↓

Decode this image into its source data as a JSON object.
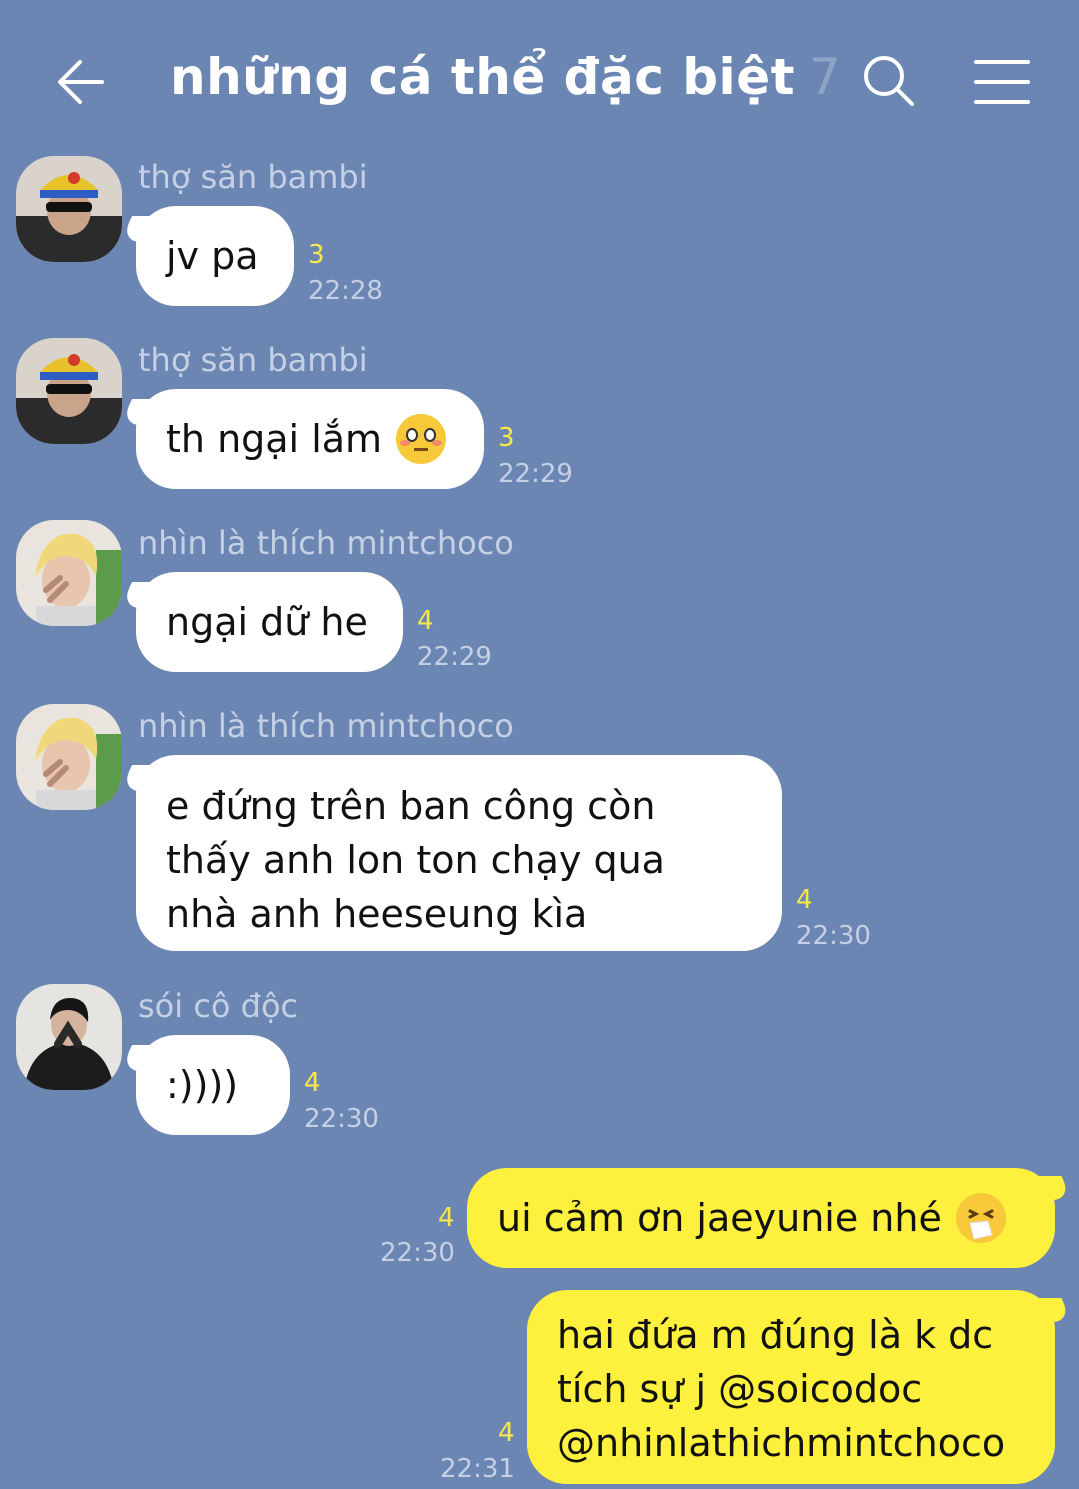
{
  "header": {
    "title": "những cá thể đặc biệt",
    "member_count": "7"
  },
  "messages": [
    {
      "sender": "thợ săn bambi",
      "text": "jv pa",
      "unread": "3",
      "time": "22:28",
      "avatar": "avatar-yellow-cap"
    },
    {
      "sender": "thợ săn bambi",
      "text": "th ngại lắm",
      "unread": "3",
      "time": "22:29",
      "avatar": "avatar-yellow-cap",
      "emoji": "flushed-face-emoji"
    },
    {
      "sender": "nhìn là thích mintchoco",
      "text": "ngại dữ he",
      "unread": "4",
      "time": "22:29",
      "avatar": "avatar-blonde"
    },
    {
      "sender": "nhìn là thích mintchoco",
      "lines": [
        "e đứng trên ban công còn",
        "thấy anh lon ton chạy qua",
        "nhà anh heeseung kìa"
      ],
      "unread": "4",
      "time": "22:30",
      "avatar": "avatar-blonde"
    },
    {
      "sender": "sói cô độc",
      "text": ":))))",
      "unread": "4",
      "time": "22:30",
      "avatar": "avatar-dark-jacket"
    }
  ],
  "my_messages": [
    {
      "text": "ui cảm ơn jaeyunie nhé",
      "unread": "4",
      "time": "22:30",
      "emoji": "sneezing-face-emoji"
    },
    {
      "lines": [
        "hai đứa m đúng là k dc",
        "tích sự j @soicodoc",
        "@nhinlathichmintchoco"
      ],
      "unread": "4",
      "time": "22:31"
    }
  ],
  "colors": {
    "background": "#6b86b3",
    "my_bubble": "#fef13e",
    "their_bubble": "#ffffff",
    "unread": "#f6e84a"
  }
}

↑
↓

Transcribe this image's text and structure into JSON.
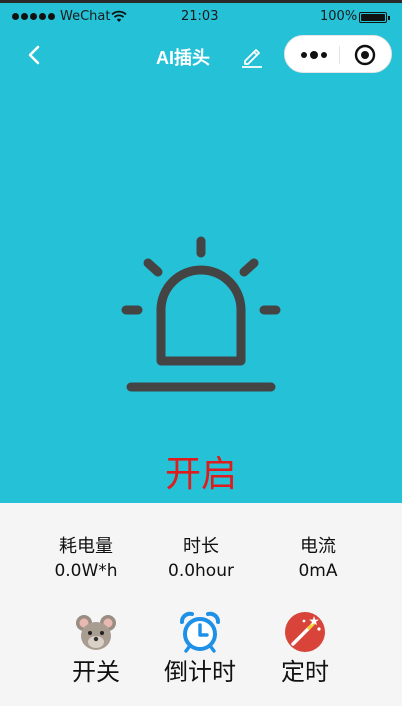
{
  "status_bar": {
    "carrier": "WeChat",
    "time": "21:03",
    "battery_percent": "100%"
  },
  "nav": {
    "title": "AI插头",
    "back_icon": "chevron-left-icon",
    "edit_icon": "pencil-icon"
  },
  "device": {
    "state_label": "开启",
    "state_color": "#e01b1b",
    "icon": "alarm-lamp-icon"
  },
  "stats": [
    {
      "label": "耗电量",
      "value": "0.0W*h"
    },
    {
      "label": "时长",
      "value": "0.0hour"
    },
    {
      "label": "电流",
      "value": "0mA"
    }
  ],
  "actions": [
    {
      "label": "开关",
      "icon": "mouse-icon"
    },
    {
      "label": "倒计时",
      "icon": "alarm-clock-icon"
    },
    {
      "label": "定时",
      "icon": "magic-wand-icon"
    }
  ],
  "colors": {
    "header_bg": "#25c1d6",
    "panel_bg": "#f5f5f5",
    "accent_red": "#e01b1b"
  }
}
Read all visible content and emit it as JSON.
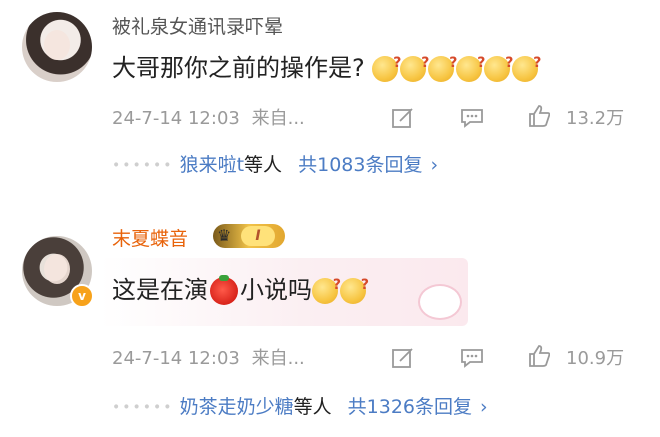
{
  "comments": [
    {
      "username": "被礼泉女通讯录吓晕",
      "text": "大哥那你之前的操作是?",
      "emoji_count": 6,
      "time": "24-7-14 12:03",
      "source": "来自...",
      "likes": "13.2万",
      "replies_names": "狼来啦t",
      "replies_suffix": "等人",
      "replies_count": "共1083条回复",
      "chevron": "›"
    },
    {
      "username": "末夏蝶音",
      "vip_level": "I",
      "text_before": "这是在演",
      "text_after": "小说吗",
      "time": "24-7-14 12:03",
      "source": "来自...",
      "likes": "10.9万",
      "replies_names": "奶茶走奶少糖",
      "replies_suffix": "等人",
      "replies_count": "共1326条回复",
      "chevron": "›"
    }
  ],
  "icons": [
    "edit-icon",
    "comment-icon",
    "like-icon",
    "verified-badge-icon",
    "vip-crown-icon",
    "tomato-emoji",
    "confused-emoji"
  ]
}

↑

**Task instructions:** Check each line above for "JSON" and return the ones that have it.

**Final answer:**
Decode this image into its source data as a JSON object.
Transcribe this image's text and structure into JSON.
Read all visible content and emit it as JSON.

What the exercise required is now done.